The goal of this article is to teach you how to use price to earnings ratios (P/E ratios). We'll look at Wilmar International Limited's (SGX:F34) P/E ratio and reflect on what it tells us about the company's share price. What is Wilmar International's P/E ratio? Well, based on the last twelve months it is 18.43. That is equivalent to an earnings yield of about 5.4%.
How Do You Calculate Wilmar International's P/E Ratio?
The formula for price to earnings is:
Price to Earnings Ratio = Price per Share (in the reporting currency) ÷ Earnings per Share (EPS)
Or for Wilmar International:
P/E of 18.43 = SGD3.00 (Note: this is the share price in the reporting currency, namely, USD ) ÷ SGD0.16 (Based on the year to September 2019.)
Is A High P/E Ratio Good?
The higher the P/E ratio, the higher the price tag of a business, relative to its trailing earnings. All else being equal, it's better to pay a low price -- but as Warren Buffett said, 'It's far better to buy a wonderful company at a fair price than a fair company at a wonderful price.

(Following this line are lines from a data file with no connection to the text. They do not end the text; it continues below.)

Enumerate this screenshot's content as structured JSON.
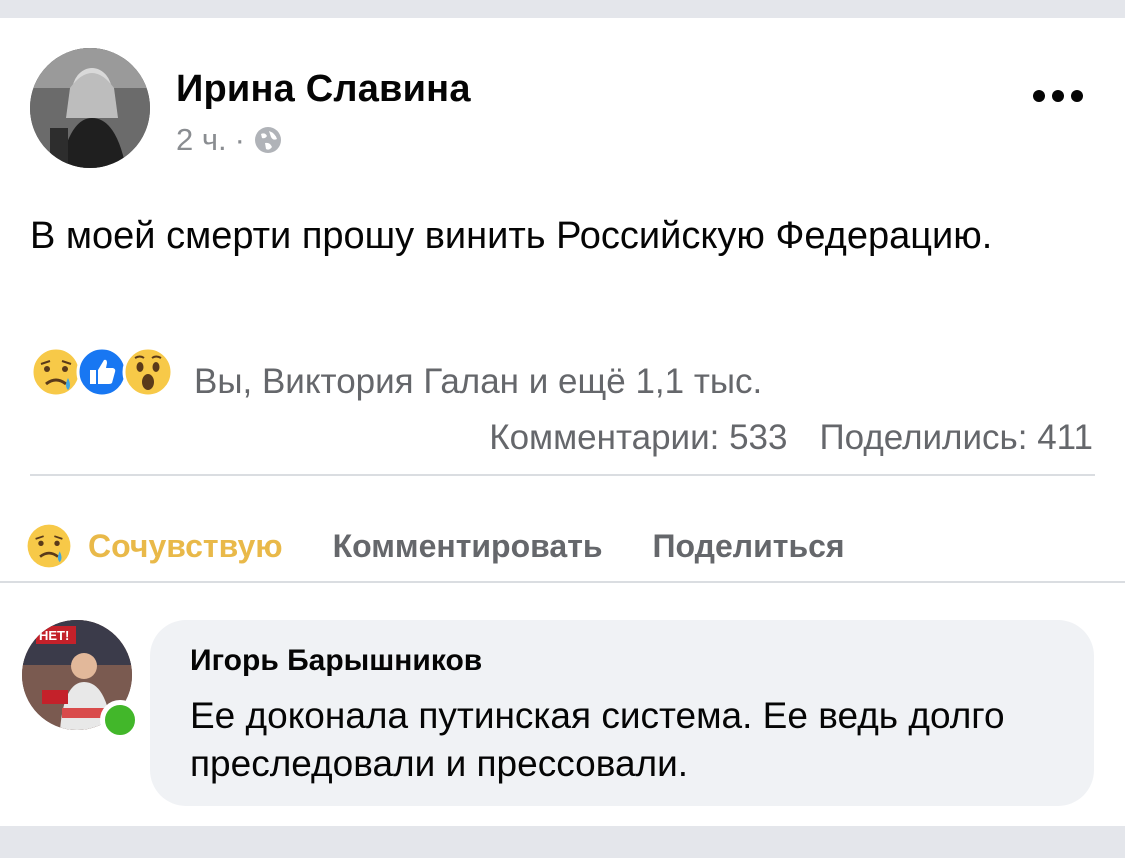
{
  "post": {
    "author": "Ирина Славина",
    "time": "2 ч.",
    "separator": "·",
    "text": "В моей смерти прошу винить Российскую Федерацию.",
    "privacy_icon": "globe-icon"
  },
  "reactions": {
    "icons": [
      "sad-reaction-icon",
      "like-reaction-icon",
      "wow-reaction-icon"
    ],
    "summary": "Вы, Виктория Галан и ещё 1,1 тыс.",
    "comments": "Комментарии: 533",
    "shares": "Поделились: 411"
  },
  "actions": {
    "react_label": "Сочувствую",
    "comment_label": "Комментировать",
    "share_label": "Поделиться"
  },
  "comment": {
    "author": "Игорь Барышников",
    "text": "Ее доконала путинская система. Ее ведь долго преследовали и прессовали.",
    "avatar_sign": "НЕТ!"
  },
  "colors": {
    "background": "#e4e6eb",
    "card": "#ffffff",
    "text": "#050505",
    "secondary": "#65676b",
    "accent_sad": "#e9b949",
    "like_blue": "#1877f2",
    "online": "#42b72a",
    "bubble": "#f0f2f5"
  }
}
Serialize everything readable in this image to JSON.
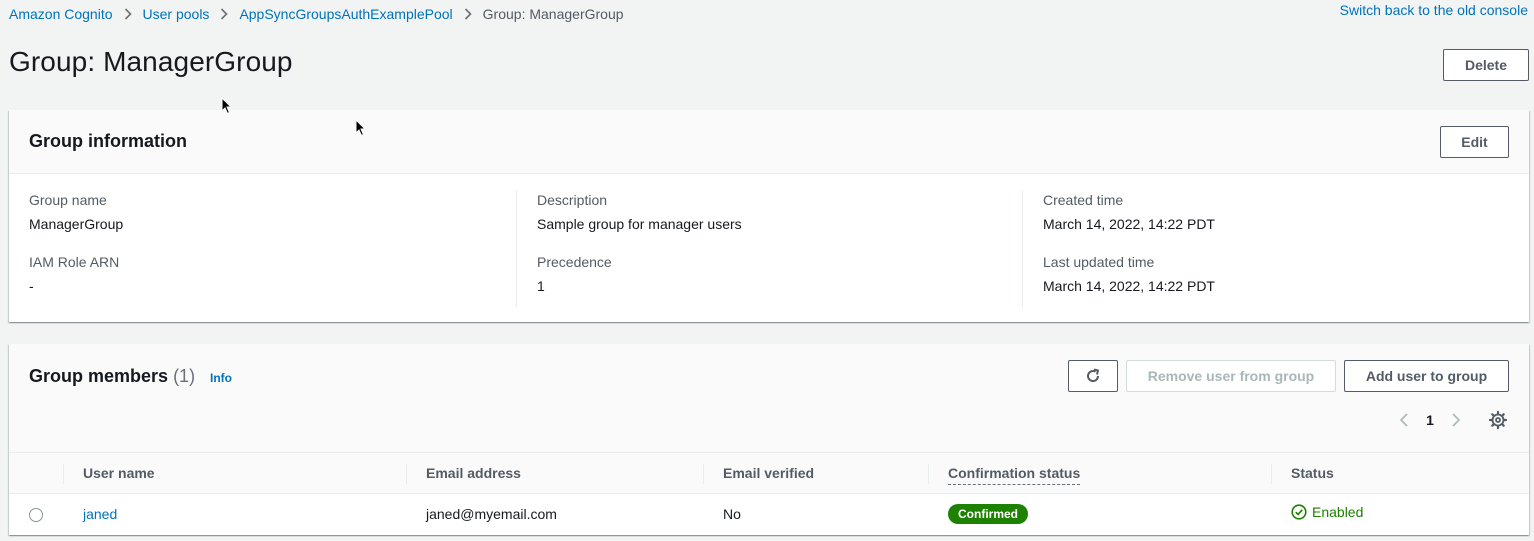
{
  "breadcrumb": {
    "items": [
      "Amazon Cognito",
      "User pools",
      "AppSyncGroupsAuthExamplePool"
    ],
    "current": "Group: ManagerGroup"
  },
  "old_console_link": "Switch back to the old console",
  "page_title": "Group: ManagerGroup",
  "delete_label": "Delete",
  "group_info": {
    "title": "Group information",
    "edit_label": "Edit",
    "fields": {
      "group_name": {
        "label": "Group name",
        "value": "ManagerGroup"
      },
      "iam_role_arn": {
        "label": "IAM Role ARN",
        "value": "-"
      },
      "description": {
        "label": "Description",
        "value": "Sample group for manager users"
      },
      "precedence": {
        "label": "Precedence",
        "value": "1"
      },
      "created_time": {
        "label": "Created time",
        "value": "March 14, 2022, 14:22 PDT"
      },
      "last_updated_time": {
        "label": "Last updated time",
        "value": "March 14, 2022, 14:22 PDT"
      }
    }
  },
  "group_members": {
    "title": "Group members",
    "count": "(1)",
    "info_label": "Info",
    "remove_label": "Remove user from group",
    "add_label": "Add user to group",
    "page_number": "1",
    "columns": [
      "User name",
      "Email address",
      "Email verified",
      "Confirmation status",
      "Status"
    ],
    "rows": [
      {
        "user_name": "janed",
        "email": "janed@myemail.com",
        "email_verified": "No",
        "confirmation_status": "Confirmed",
        "status": "Enabled"
      }
    ]
  },
  "colors": {
    "link": "#0073bb",
    "success": "#1d8102",
    "background": "#f2f3f3"
  }
}
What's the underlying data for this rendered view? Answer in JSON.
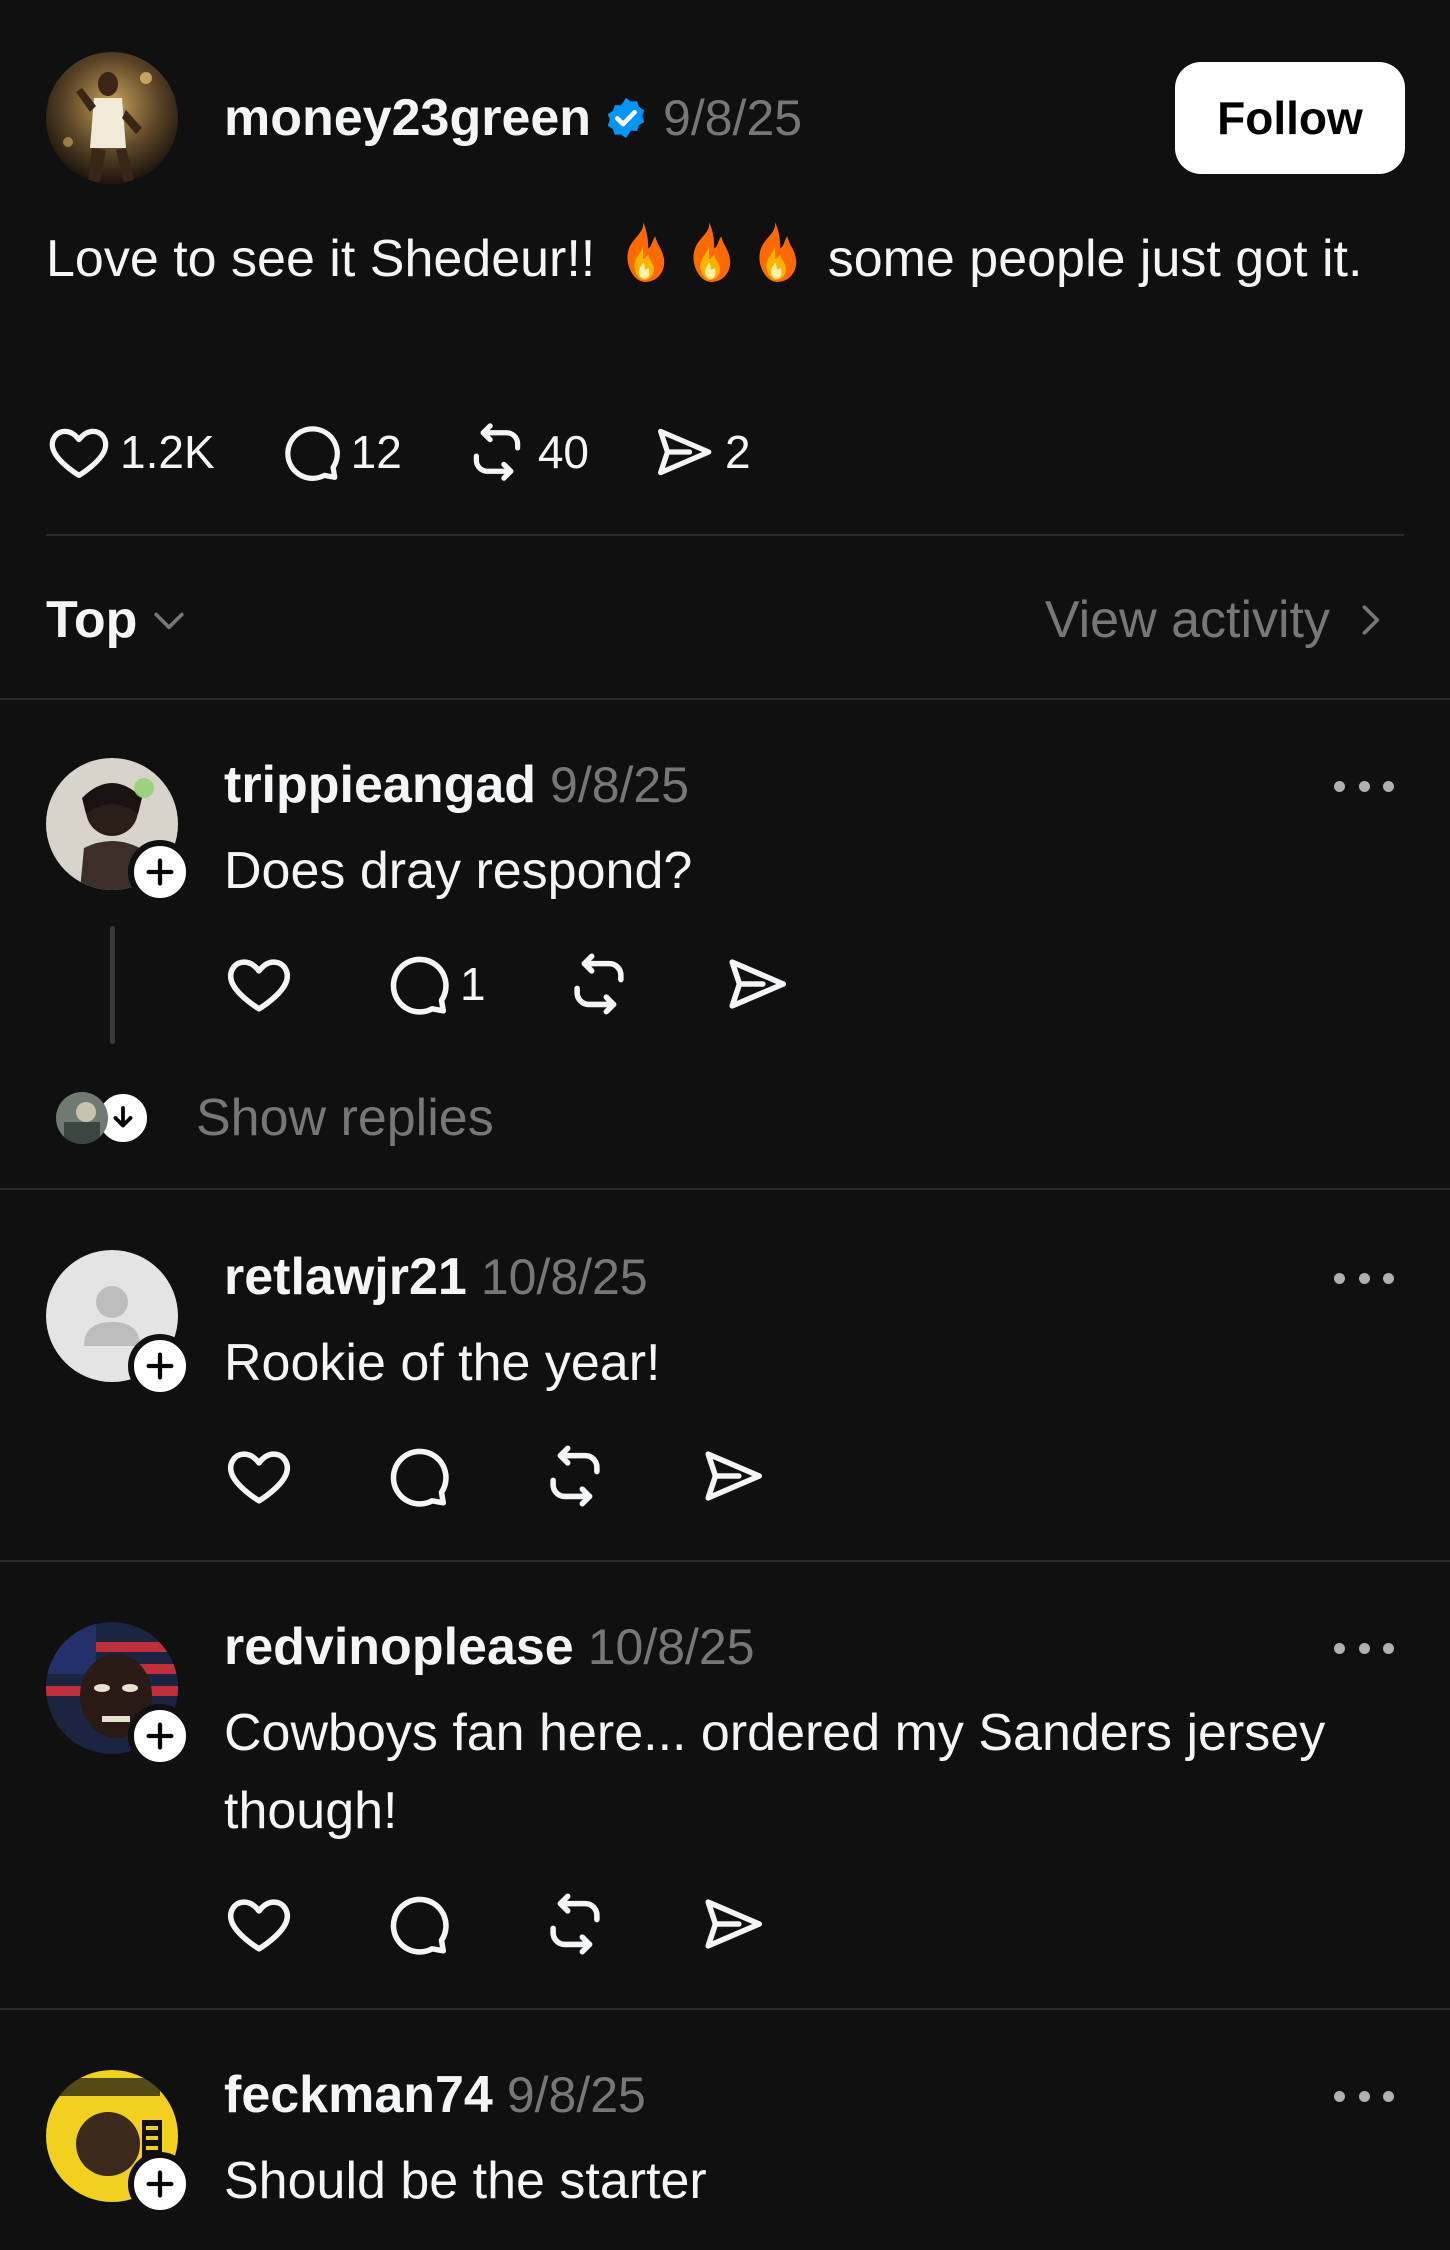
{
  "post": {
    "username": "money23green",
    "verified": true,
    "date": "9/8/25",
    "follow_label": "Follow",
    "text_before": "Love to see it Shedeur!!",
    "text_after": "some people just got it.",
    "emoji": "fire",
    "stats": {
      "likes": "1.2K",
      "replies": "12",
      "reposts": "40",
      "shares": "2"
    }
  },
  "sort": {
    "label": "Top",
    "view_activity": "View activity"
  },
  "comments": [
    {
      "username": "trippieangad",
      "date": "9/8/25",
      "text": "Does dray respond?",
      "reply_count": "1",
      "show_replies": "Show replies"
    },
    {
      "username": "retlawjr21",
      "date": "10/8/25",
      "text": "Rookie of the year!"
    },
    {
      "username": "redvinoplease",
      "date": "10/8/25",
      "text": "Cowboys fan here... ordered my Sanders jersey though!"
    },
    {
      "username": "feckman74",
      "date": "9/8/25",
      "text": "Should be the starter"
    }
  ],
  "colors": {
    "background": "#101010",
    "primary_text": "#f3f5f7",
    "secondary_text": "#777777",
    "divider": "#2b2b2b",
    "verified_blue": "#0095f6"
  },
  "icons": {
    "like": "heart-icon",
    "reply": "comment-bubble-icon",
    "repost": "repost-icon",
    "share": "share-send-icon",
    "more": "more-dots-icon",
    "follow_plus": "plus-icon",
    "verified": "verified-badge-icon"
  }
}
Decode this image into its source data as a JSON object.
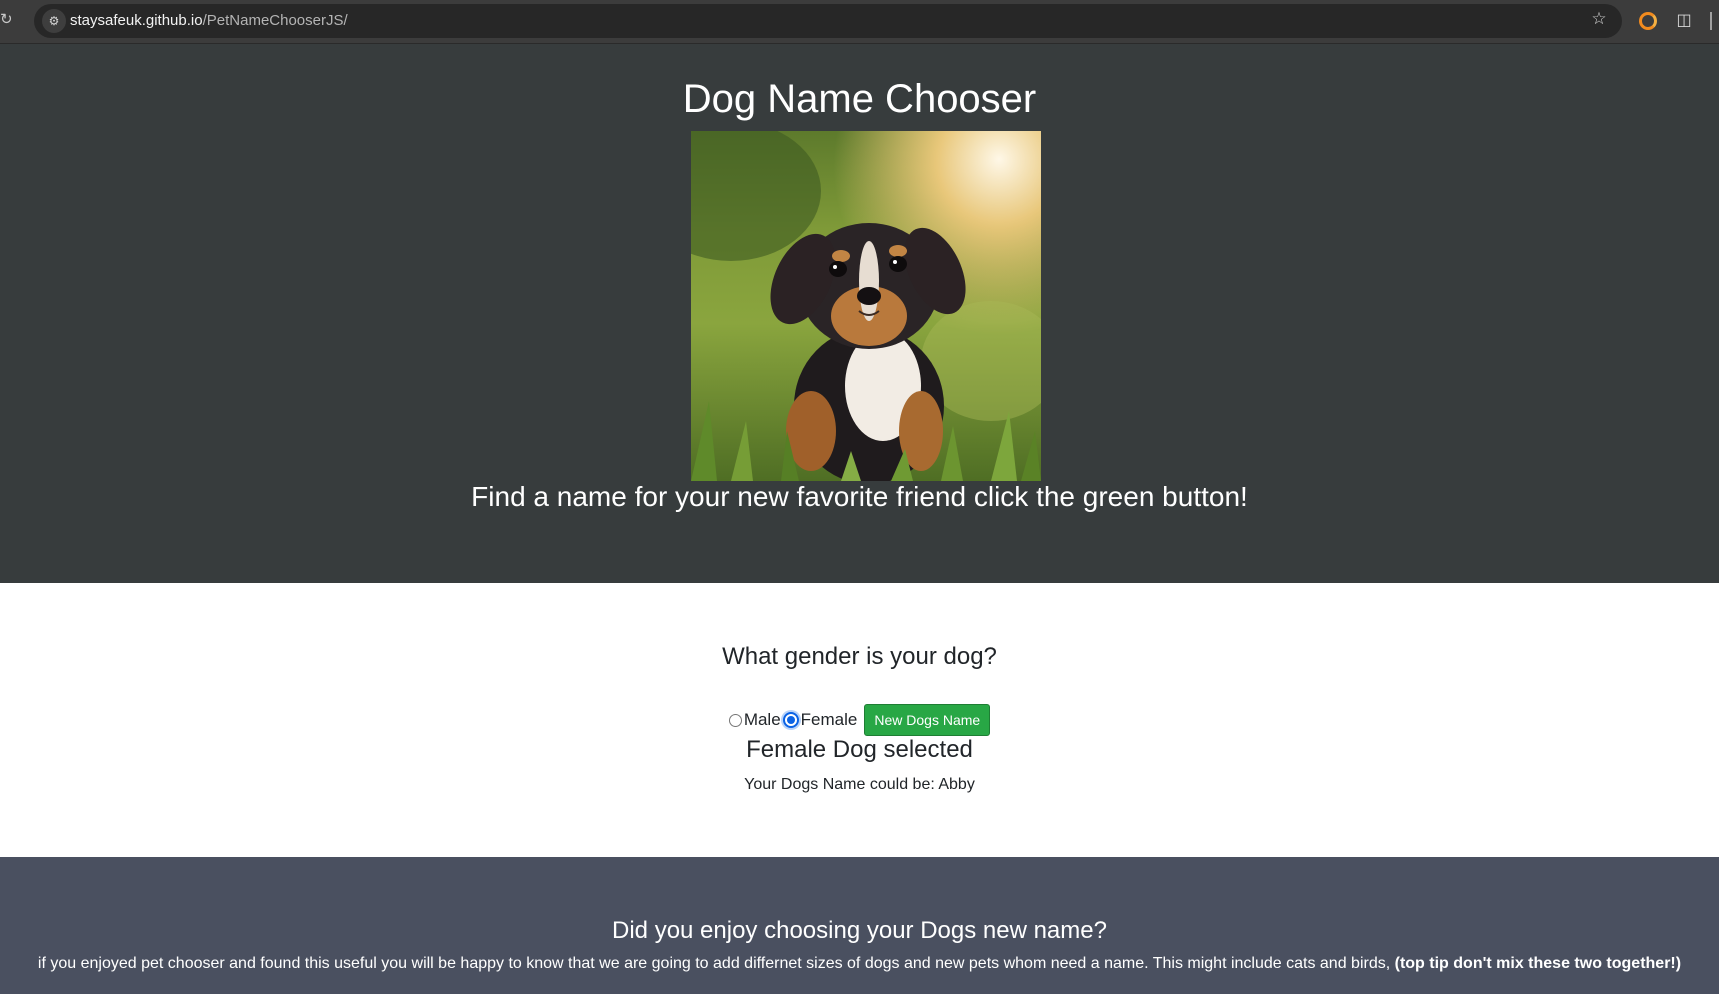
{
  "browser": {
    "url_host": "staysafeuk.github.io",
    "url_path": "/PetNameChooserJS/",
    "reload_icon": "reload-icon",
    "site_info_icon": "tune-icon",
    "bookmark_icon": "star-icon",
    "extensions_icon": "puzzle-icon"
  },
  "hero": {
    "title": "Dog Name Chooser",
    "subtitle": "Find a name for your new favorite friend click the green button!",
    "background": "#373c3d"
  },
  "main": {
    "question": "What gender is your dog?",
    "options": [
      {
        "label": "Male",
        "checked": false
      },
      {
        "label": "Female",
        "checked": true
      }
    ],
    "button_label": "New Dogs Name",
    "button_color": "#28a745",
    "selected_text": "Female Dog selected",
    "result_text": "Your Dogs Name could be: Abby"
  },
  "footer": {
    "title": "Did you enjoy choosing your Dogs new name?",
    "text": "if you enjoyed pet chooser and found this useful you will be happy to know that we are going to add differnet sizes of dogs and new pets whom need a name. This might include cats and birds,",
    "tip": "(top tip don't mix these two together!)",
    "background": "#4a5060"
  }
}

Does Wilmar International Have A Relatively High Or Low P/E For Its Industry?
The P/E ratio indicates whether the market has higher or lower expectations of a company. The image below shows that Wilmar International has a higher P/E than the average (15.9) P/E for companies in the food industry.
Its relatively high P/E ratio indicates that Wilmar International shareholders think it will perform better than other companies in its industry classification. Clearly the market expects growth, but it isn't guaranteed. So further research is always essential. I often monitor director buying and selling.
How Growth Rates Impact P/E Ratios
P/E ratios primarily reflect market expectations around earnings growth rates. Earnings growth means that in the future the 'E' will be higher. And in that case, the P/E ratio itself will drop rather quickly. And as that P/E ratio drops, the company will look cheap, unless its share price increases.
Wilmar International's earnings per share fell by 25% in the last twelve months. But it has grown its earnings per share by 12% per year over the last three years. And it has shrunk its earnings per share by 1.5% per year over the last five years. This growth rate might warrant a below average P/E ratio.
Don't Forget: The P/E Does Not Account For Debt or Bank Deposits
One drawback of using a P/E ratio is that it considers market capitalization, but not the balance sheet. So it won't reflect the advantage of cash, or disadvantage of debt. Hypothetically, a company could reduce its future P/E ratio by spending its cash (or taking on debt) to achieve higher earnings.
While growth expenditure doesn't always pay off, the point is that it is a good option to have; but one that the P/E ratio ignores.
How Does Wilmar International's Debt Impact Its P/E Ratio?
Net debt totals 94% of Wilmar International's market cap. This is a reasonably significant level of debt -- all else being equal you'd expect a much lower P/E than if it had net cash.
The Verdict On Wilmar International's P/E Ratio
Wilmar International trades on a P/E ratio of 18.4, which is above its market average of 13.3. With relatively high debt, and no earnings per share growth over twelve months, it's safe to say the market believes the company will improve its earnings growth in the future.
Investors should be looking to buy stocks that the market is wrong about. If the reality for a company is better than it expects, you can make money by buying and holding for the long term. So this free visualization of the analyst consensus on future earnings could help you make the right decision about whether to buy, sell, or hold.
Of course you might be able to find a better stock than Wilmar International. So you may wish to see this free collection of other companies that have grown earnings strongly.
We aim to bring you long-term focused research analysis driven by fundamental data. Note that our analysis may not factor in the latest price-sensitive company announcements or qualitative material.
If you spot an error that warrants correction, please contact the editor at firstname.lastname@example.org. This article by Simply Wall St is general in nature. It does not constitute a recommendation to buy or sell any stock, and does not take account of your objectives, or your financial situation. Simply Wall St has no position in the stocks mentioned. Thank you for reading.